Xbox Series X|S and PS5 Stock Shortages Show Why The ‘Console Generation’ is Outdated

Xbox Series X|S and PS5 Stock Shortages Show Why The ‘Console Generation’ is Outdated

On paper, the launches of the latest consoles, the PlayStation 5 and the Xbox Series X|S, are a success. As of the end of March 2021, the PS5 has sold around 6.4 million consoles, and the Xbox Series X|S is right behind it, with 4 million units moved.

However, this isn’t like the console wars we’ve seen in the past. Due to overwhelming demand, scalpers, and COVID-19, supply just can’t keep up. It’s come to the point where enthusiasts can’t move to the next generation of gaming, not because they can’t afford it, but because there are no consoles to be found.

The Console Cold War

There’s always been a bit of overlap between console generations. For example, the last NES game was released in 1994, four years after the SNES went on sale. However, the hype around old consoles usually dies down when new ones release. Things are transpiring a little differently this time around, though.

Sony and Microsoft are taking two radically different approaches with their consoles which will define whether the generational paradigm continues or if the line between generations will start to be blurred.

Of the two, the PlayStation 5 is the most traditional, with a clear demarcation between PS4 and PS5 games. For example, the recently released Sony exclusive Returnal launched for the PS5 only. While the PS5 is backward compatible with most PS4 titles, it’s evident that Sony is focusing its first-party efforts towards developing its new console. 

On the other hand, Microsoft is framing Xbox as a platform more than a series of consoles. All games that are being released on Xbox can be played on Xbox One or Xbox Series X|S consoles. Microsoft has lagged behind Sony when it comes to exclusives for many years, so instead, the Xbox has become the brand that gives you the most value, with excellent backward compatibility and Xbox Game Pass being the main draws.

The disparity between strategies is even apparent in the designs of the latest consoles themselves. Sony sells the PS5 for $500 and a diskless version for $400, which is otherwise the same. The two Xbox consoles have a wider performance gap but more potential for savings. The high-end Xbox Series X (which targets 4K) can be bought at $500 and the Xbox Series S (targeting 1080p/1440p) is priced at $300.

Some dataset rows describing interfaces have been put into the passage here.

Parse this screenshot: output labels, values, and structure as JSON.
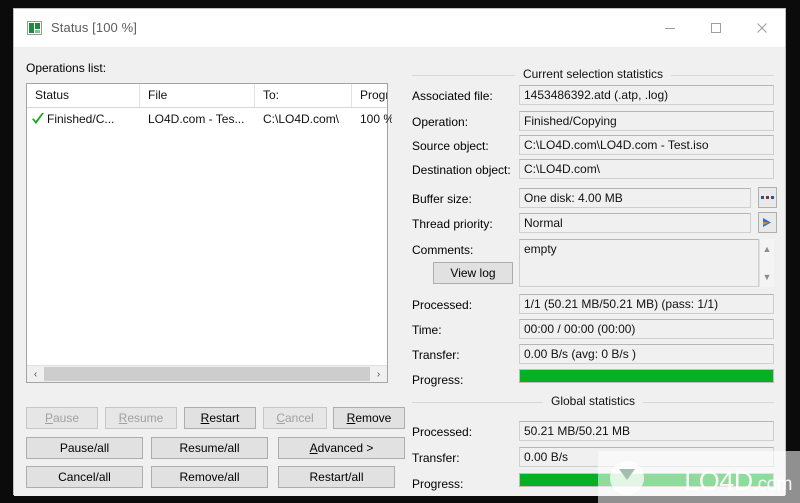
{
  "window": {
    "title": "Status [100 %]",
    "icon": "app-icon",
    "controls": {
      "minimize": "minimize-icon",
      "maximize": "maximize-icon",
      "close": "close-icon"
    }
  },
  "left": {
    "operations_label": "Operations list:",
    "columns": [
      "Status",
      "File",
      "To:",
      "Progr..."
    ],
    "rows": [
      {
        "status": "Finished/C...",
        "file": "LO4D.com - Tes...",
        "to": "C:\\LO4D.com\\",
        "progress": "100 %",
        "icon": "green-check-icon"
      }
    ],
    "scrollbar": {
      "left_arrow": "‹",
      "right_arrow": "›"
    },
    "buttons_row1": [
      {
        "label": "Pause",
        "mnemonic": "P",
        "enabled": false
      },
      {
        "label": "Resume",
        "mnemonic": "R",
        "enabled": false
      },
      {
        "label": "Restart",
        "mnemonic": "R",
        "enabled": true
      },
      {
        "label": "Cancel",
        "mnemonic": "C",
        "enabled": false
      },
      {
        "label": "Remove",
        "mnemonic": "R",
        "enabled": true
      }
    ],
    "buttons_row2": [
      {
        "label": "Pause/all",
        "enabled": true
      },
      {
        "label": "Resume/all",
        "enabled": true
      },
      {
        "label": "Advanced >",
        "mnemonic": "A",
        "enabled": true
      }
    ],
    "buttons_row3": [
      {
        "label": "Cancel/all",
        "enabled": true
      },
      {
        "label": "Remove/all",
        "enabled": true
      },
      {
        "label": "Restart/all",
        "enabled": true
      }
    ]
  },
  "current_selection": {
    "group_title": "Current selection statistics",
    "fields": [
      {
        "label": "Associated file:",
        "value": "1453486392.atd (.atp, .log)"
      },
      {
        "label": "Operation:",
        "value": "Finished/Copying"
      },
      {
        "label": "Source object:",
        "value": "C:\\LO4D.com\\LO4D.com - Test.iso"
      },
      {
        "label": "Destination object:",
        "value": "C:\\LO4D.com\\"
      },
      {
        "label": "Buffer size:",
        "value": "One disk: 4.00 MB"
      },
      {
        "label": "Thread priority:",
        "value": "Normal"
      }
    ],
    "buffer_button": "browse-dots-icon",
    "priority_button": "priority-arrow-icon",
    "comments_label": "Comments:",
    "comments_value": "empty",
    "view_log_label": "View log",
    "stats": [
      {
        "label": "Processed:",
        "value": "1/1 (50.21 MB/50.21 MB) (pass: 1/1)"
      },
      {
        "label": "Time:",
        "value": "00:00 / 00:00 (00:00)"
      },
      {
        "label": "Transfer:",
        "value": "0.00 B/s (avg: 0 B/s )"
      }
    ],
    "progress_label": "Progress:",
    "progress_percent": 100
  },
  "global": {
    "group_title": "Global statistics",
    "stats": [
      {
        "label": "Processed:",
        "value": "50.21 MB/50.21 MB"
      },
      {
        "label": "Transfer:",
        "value": "0.00 B/s"
      }
    ],
    "progress_label": "Progress:",
    "progress_percent": 100
  },
  "watermark": {
    "text": "LO4D",
    "suffix": ".com"
  },
  "colors": {
    "progress_green": "#06b025",
    "window_bg": "#f0f0f0",
    "titlebar_bg": "#ffffff",
    "check_green": "#16a615"
  }
}
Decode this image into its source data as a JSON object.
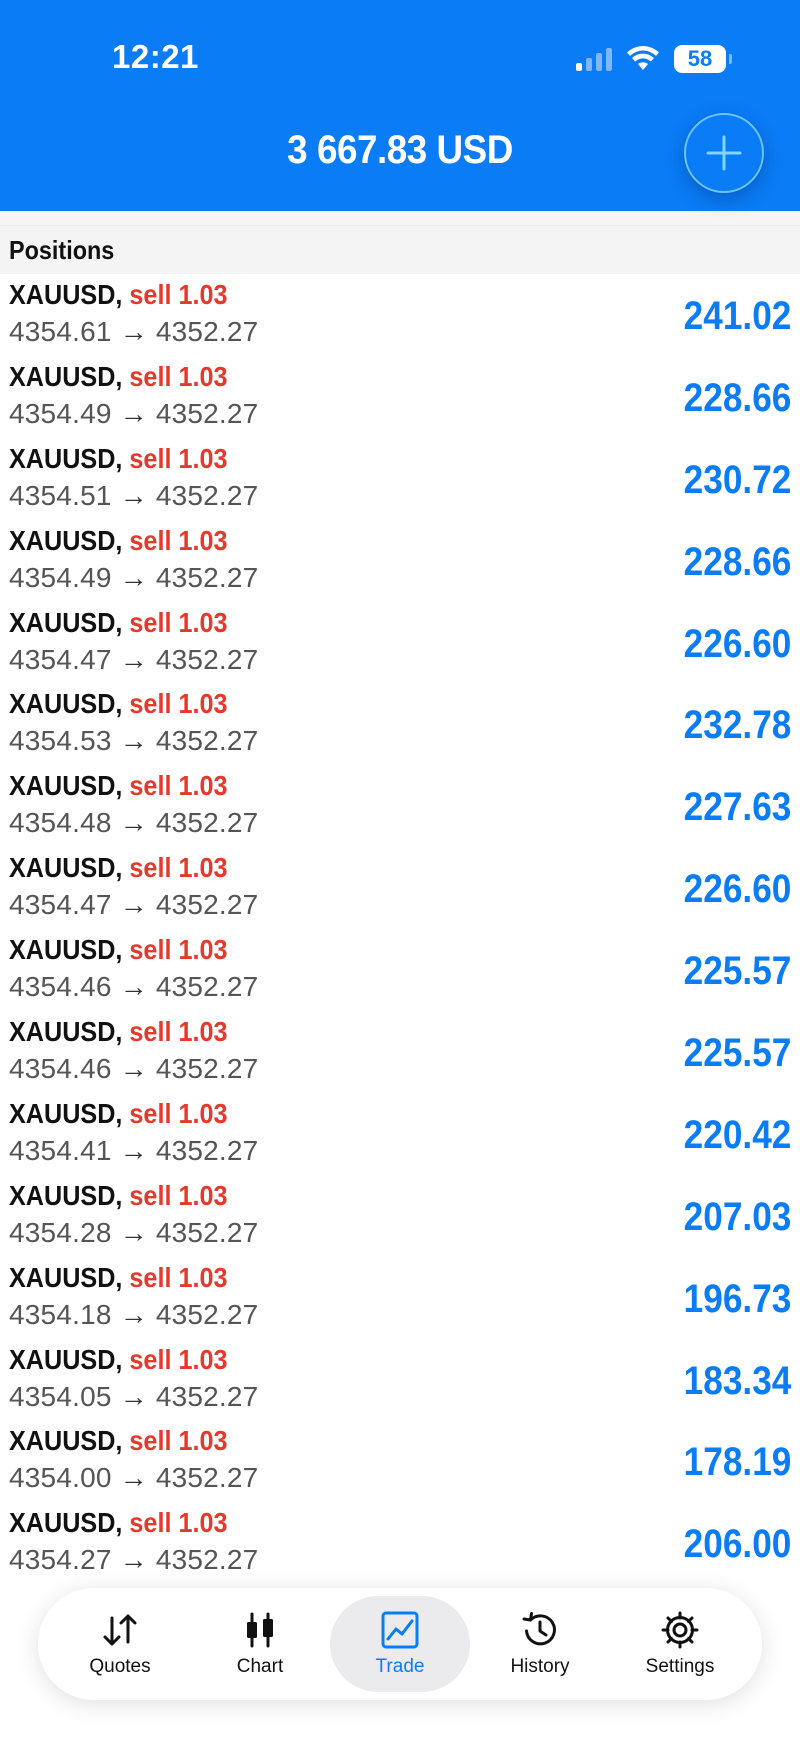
{
  "status_bar": {
    "time": "12:21",
    "battery": "58"
  },
  "header": {
    "balance": "3 667.83 USD"
  },
  "section": {
    "title": "Positions"
  },
  "positions": [
    {
      "symbol": "XAUUSD,",
      "side": "sell 1.03",
      "open": "4354.61",
      "arrow": "→",
      "current": "4352.27",
      "profit": "241.02"
    },
    {
      "symbol": "XAUUSD,",
      "side": "sell 1.03",
      "open": "4354.49",
      "arrow": "→",
      "current": "4352.27",
      "profit": "228.66"
    },
    {
      "symbol": "XAUUSD,",
      "side": "sell 1.03",
      "open": "4354.51",
      "arrow": "→",
      "current": "4352.27",
      "profit": "230.72"
    },
    {
      "symbol": "XAUUSD,",
      "side": "sell 1.03",
      "open": "4354.49",
      "arrow": "→",
      "current": "4352.27",
      "profit": "228.66"
    },
    {
      "symbol": "XAUUSD,",
      "side": "sell 1.03",
      "open": "4354.47",
      "arrow": "→",
      "current": "4352.27",
      "profit": "226.60"
    },
    {
      "symbol": "XAUUSD,",
      "side": "sell 1.03",
      "open": "4354.53",
      "arrow": "→",
      "current": "4352.27",
      "profit": "232.78"
    },
    {
      "symbol": "XAUUSD,",
      "side": "sell 1.03",
      "open": "4354.48",
      "arrow": "→",
      "current": "4352.27",
      "profit": "227.63"
    },
    {
      "symbol": "XAUUSD,",
      "side": "sell 1.03",
      "open": "4354.47",
      "arrow": "→",
      "current": "4352.27",
      "profit": "226.60"
    },
    {
      "symbol": "XAUUSD,",
      "side": "sell 1.03",
      "open": "4354.46",
      "arrow": "→",
      "current": "4352.27",
      "profit": "225.57"
    },
    {
      "symbol": "XAUUSD,",
      "side": "sell 1.03",
      "open": "4354.46",
      "arrow": "→",
      "current": "4352.27",
      "profit": "225.57"
    },
    {
      "symbol": "XAUUSD,",
      "side": "sell 1.03",
      "open": "4354.41",
      "arrow": "→",
      "current": "4352.27",
      "profit": "220.42"
    },
    {
      "symbol": "XAUUSD,",
      "side": "sell 1.03",
      "open": "4354.28",
      "arrow": "→",
      "current": "4352.27",
      "profit": "207.03"
    },
    {
      "symbol": "XAUUSD,",
      "side": "sell 1.03",
      "open": "4354.18",
      "arrow": "→",
      "current": "4352.27",
      "profit": "196.73"
    },
    {
      "symbol": "XAUUSD,",
      "side": "sell 1.03",
      "open": "4354.05",
      "arrow": "→",
      "current": "4352.27",
      "profit": "183.34"
    },
    {
      "symbol": "XAUUSD,",
      "side": "sell 1.03",
      "open": "4354.00",
      "arrow": "→",
      "current": "4352.27",
      "profit": "178.19"
    },
    {
      "symbol": "XAUUSD,",
      "side": "sell 1.03",
      "open": "4354.27",
      "arrow": "→",
      "current": "4352.27",
      "profit": "206.00"
    }
  ],
  "tabs": [
    {
      "label": "Quotes",
      "icon": "quotes-arrows-icon"
    },
    {
      "label": "Chart",
      "icon": "candlestick-icon"
    },
    {
      "label": "Trade",
      "icon": "trade-chart-icon",
      "active": true
    },
    {
      "label": "History",
      "icon": "history-clock-icon"
    },
    {
      "label": "Settings",
      "icon": "gear-icon"
    }
  ],
  "colors": {
    "accent": "#0a7cf6",
    "sell": "#e5392c"
  }
}
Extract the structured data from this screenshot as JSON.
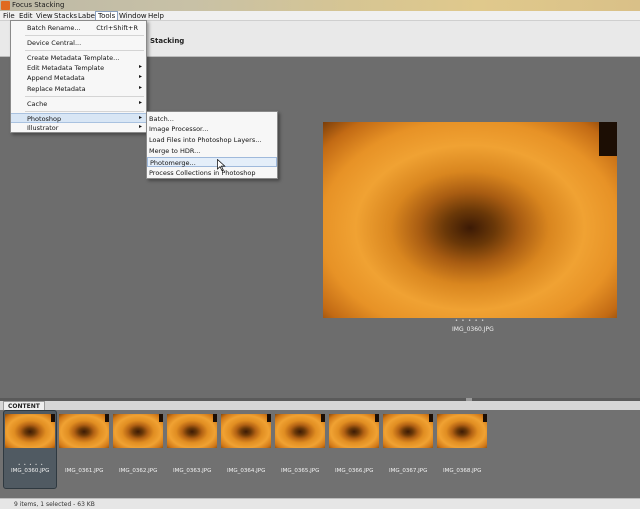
{
  "window": {
    "title": "Focus Stacking"
  },
  "menubar": [
    "File",
    "Edit",
    "View",
    "Stacks",
    "Label",
    "Tools",
    "Window",
    "Help"
  ],
  "toolbar": {
    "label": "Stacking"
  },
  "tools_menu": {
    "items": [
      {
        "label": "Batch Rename...",
        "shortcut": "Ctrl+Shift+R"
      },
      {
        "label": "Device Central..."
      },
      {
        "label": "Create Metadata Template..."
      },
      {
        "label": "Edit Metadata Template",
        "arrow": "▸"
      },
      {
        "label": "Append Metadata",
        "arrow": "▸"
      },
      {
        "label": "Replace Metadata",
        "arrow": "▸"
      },
      {
        "label": "Cache",
        "arrow": "▸"
      },
      {
        "label": "Photoshop",
        "arrow": "▸"
      },
      {
        "label": "Illustrator",
        "arrow": "▸"
      }
    ]
  },
  "photoshop_menu": {
    "items": [
      {
        "label": "Batch..."
      },
      {
        "label": "Image Processor..."
      },
      {
        "label": "Load Files into Photoshop Layers..."
      },
      {
        "label": "Merge to HDR..."
      },
      {
        "label": "Photomerge..."
      },
      {
        "label": "Process Collections in Photoshop"
      }
    ]
  },
  "preview": {
    "dots": "• • • • •",
    "filename": "IMG_0360.JPG"
  },
  "content": {
    "tab": "CONTENT",
    "dots": "• • • • •",
    "thumbnails": [
      "IMG_0360.JPG",
      "IMG_0361.JPG",
      "IMG_0362.JPG",
      "IMG_0363.JPG",
      "IMG_0364.JPG",
      "IMG_0365.JPG",
      "IMG_0366.JPG",
      "IMG_0367.JPG",
      "IMG_0368.JPG"
    ]
  },
  "status": {
    "text": "9 items, 1 selected - 63 KB"
  },
  "colors": {
    "menu_highlight": "#d8e6f5",
    "accent_orange": "#e06a20"
  }
}
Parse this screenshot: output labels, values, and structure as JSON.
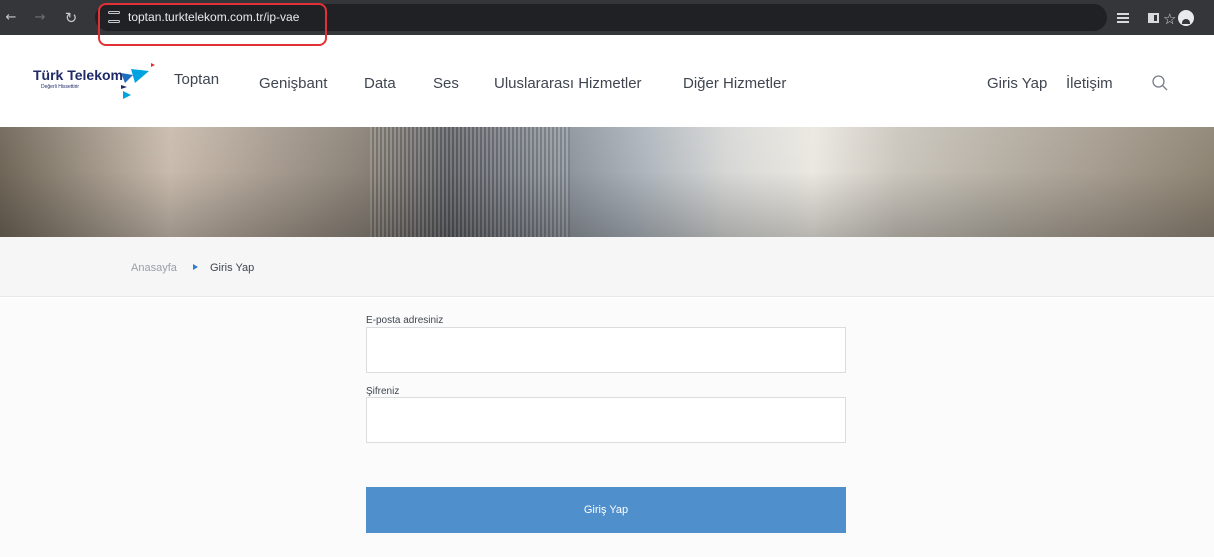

Sony wants to provide the same experience across its consoles, but Microsoft is willing to compromise performance to offer a cheaper console. With the two companies approaching things so differently, success can’t be determined by which console is most powerful.

The Eighth-and-a-Half Generation

Of course, there can’t be much of a console war without consoles. Right now, we’re seeing unprecedented demand for hardware, and supply is nowhere near keeping up. The COVID-19 pandemic affected practically every aspect of the global market. Since the PS5 and Xbox Series X|S consoles are complex machines that require components from multiple manufacturers; they were especially susceptible to delays.

As a result of ninth-gen console shortages, PS4s and Xbox Ones continue to sell well. Even though more and more vaccines are being distributed every day, people are still (rightfully) cautious and are staying at home. This means gaming is only going to continue to grow in popularity over the short term, and that leaves the industry in an awkward place.

If PS5 and Xbox Series X|S supplies don’t drastically improve, both Sony and Microsoft will have to focus on the PS4 and Xbox One. Microsoft would pull through this fine since its releases are hardware agnostic. However, Sony will only have two options:

  1. Focus on the PS5 and risk losing potential profits due to a lower than expected install base.
  2. Concentrate on more multi-generational titles and potentially alienate PS5 owners who expected more exclusive support. 

It’s Time to End Console Generations As a Concept

There’s one platform that exists outside of the generational concept, and it’s one that’s steadily grown in popularity over the last decade or so: PC. PCs have their own drawbacks, but they’re unaffected by the drama surrounding new consoles. A high-end PC built before the PS4 and Xbox One came out can still play the latest games at respectable settings. 

PC enthusiasts are facing the same issues as those trying to purchase a PS5 or Xbox Series X|S console. There are massive shortages of new GPUs. However, PC games aren’t locked to generation. So, even those with older computers can at least try to run newer games and have access to a multi-decade back catalog.

Microsoft seems to be moving toward a similar, more open, platform model. Unfortunately, Sony is continuing to develop PlayStation in a direction that may no longer be feasible. We can only assume that demand will continue to outstrip supply, and the one factor that could prevent this is by leaving the concept of console generations behind.

The most consumer-friendly move that Sony and Microsoft could make is to mandate that games for their consoles must be backward compatible with X number of past models and widely publicize when a particular console was going to be retired. Using this method, there would be less pressure to purchase new hardware, which would allow enthusiasts to stay on the cutting edge and more casual gamers to keep playing the latest games.